Only a number is expected: how many lines in these records mention the word "text"?

Task input START

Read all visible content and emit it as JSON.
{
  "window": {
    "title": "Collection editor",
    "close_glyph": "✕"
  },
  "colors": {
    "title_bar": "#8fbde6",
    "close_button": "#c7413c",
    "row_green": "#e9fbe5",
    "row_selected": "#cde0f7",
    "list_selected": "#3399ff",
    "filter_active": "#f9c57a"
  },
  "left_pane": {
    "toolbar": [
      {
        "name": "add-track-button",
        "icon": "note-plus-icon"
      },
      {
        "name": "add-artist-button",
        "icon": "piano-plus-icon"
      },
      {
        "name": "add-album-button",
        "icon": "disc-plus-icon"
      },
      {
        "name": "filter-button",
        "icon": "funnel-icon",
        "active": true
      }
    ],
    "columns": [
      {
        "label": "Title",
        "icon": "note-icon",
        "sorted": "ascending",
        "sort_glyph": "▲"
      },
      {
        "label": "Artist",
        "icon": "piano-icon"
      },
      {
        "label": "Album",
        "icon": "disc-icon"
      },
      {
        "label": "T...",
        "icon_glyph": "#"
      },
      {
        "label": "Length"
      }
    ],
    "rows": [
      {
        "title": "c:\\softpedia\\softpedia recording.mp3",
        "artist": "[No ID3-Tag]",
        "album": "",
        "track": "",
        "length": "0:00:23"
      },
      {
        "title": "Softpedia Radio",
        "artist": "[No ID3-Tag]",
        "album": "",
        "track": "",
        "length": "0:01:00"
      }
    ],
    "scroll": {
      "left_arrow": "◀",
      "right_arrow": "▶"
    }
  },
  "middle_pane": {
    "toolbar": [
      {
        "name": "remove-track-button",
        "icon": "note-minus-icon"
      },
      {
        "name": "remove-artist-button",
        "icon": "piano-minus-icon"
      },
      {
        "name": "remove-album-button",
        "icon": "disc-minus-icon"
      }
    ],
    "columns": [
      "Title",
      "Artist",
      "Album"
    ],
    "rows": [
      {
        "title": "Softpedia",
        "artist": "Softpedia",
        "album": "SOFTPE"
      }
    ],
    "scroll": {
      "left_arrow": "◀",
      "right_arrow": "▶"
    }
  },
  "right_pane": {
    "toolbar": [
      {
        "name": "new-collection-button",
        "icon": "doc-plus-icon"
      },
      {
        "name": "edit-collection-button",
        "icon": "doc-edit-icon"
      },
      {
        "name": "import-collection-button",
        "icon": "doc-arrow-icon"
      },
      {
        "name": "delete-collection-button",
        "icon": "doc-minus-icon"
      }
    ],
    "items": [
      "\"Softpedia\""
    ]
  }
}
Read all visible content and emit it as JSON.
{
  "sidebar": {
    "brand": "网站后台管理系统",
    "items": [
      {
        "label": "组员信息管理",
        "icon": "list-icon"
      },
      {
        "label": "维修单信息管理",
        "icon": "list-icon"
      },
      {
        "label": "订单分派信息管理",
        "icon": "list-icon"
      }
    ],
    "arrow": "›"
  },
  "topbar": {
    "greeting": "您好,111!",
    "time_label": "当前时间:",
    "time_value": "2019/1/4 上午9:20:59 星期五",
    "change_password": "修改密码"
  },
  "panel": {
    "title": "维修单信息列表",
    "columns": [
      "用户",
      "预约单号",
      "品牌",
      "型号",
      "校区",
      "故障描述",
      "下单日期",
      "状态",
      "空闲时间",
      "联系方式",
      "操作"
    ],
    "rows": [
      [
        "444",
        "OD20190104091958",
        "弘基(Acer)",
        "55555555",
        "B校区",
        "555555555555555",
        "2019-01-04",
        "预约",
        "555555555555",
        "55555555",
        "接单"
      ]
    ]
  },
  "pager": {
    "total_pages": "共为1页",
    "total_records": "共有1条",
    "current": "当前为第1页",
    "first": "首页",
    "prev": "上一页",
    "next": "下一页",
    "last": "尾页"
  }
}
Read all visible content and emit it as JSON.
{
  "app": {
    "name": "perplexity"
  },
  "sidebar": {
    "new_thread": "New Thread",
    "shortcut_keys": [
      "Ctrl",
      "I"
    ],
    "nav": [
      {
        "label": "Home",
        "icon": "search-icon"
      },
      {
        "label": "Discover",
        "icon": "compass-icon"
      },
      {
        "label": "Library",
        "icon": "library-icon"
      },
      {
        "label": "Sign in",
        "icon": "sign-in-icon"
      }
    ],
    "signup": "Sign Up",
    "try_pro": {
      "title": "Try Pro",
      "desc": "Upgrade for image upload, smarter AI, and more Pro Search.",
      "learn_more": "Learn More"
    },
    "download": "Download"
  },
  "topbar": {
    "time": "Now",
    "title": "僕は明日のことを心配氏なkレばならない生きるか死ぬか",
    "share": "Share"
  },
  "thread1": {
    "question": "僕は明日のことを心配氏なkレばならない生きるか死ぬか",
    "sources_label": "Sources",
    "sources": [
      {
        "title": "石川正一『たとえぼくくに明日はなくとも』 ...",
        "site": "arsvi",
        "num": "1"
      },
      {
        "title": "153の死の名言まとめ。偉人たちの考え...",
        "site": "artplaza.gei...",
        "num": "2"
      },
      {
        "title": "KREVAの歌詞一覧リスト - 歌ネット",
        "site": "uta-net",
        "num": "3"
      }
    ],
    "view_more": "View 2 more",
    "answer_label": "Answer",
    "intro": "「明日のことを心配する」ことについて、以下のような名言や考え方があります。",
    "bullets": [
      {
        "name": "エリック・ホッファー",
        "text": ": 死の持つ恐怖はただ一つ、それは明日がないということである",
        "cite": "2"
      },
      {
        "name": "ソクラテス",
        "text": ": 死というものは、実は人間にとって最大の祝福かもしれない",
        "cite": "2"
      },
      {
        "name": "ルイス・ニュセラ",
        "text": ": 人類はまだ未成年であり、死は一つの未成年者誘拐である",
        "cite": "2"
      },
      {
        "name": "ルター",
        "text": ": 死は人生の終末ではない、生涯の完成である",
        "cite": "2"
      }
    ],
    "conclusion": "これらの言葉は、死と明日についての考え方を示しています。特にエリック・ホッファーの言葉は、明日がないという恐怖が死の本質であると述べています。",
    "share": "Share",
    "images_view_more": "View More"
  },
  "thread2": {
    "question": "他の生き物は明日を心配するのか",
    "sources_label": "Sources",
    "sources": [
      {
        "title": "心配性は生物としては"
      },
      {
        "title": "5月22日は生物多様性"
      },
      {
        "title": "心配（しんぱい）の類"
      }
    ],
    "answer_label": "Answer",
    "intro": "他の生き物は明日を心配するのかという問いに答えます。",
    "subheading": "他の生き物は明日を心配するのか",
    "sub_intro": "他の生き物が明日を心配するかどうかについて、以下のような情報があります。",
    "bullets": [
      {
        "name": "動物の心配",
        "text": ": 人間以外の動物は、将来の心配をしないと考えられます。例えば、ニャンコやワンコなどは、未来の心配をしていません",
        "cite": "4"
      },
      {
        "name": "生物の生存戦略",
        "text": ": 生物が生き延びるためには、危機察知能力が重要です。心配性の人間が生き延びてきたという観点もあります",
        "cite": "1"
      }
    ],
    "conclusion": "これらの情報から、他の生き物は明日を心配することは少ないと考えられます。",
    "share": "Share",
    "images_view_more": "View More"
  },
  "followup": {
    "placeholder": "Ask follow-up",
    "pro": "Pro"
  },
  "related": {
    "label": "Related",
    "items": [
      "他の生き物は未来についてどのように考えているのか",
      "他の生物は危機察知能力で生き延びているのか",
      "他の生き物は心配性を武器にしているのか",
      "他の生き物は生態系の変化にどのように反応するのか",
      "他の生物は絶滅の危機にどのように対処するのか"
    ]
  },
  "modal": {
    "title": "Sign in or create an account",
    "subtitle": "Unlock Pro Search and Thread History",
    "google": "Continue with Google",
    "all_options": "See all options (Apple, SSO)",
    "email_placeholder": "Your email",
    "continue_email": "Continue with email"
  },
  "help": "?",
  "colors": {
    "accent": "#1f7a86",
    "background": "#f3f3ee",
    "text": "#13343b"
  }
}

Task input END

### Answer to this task
7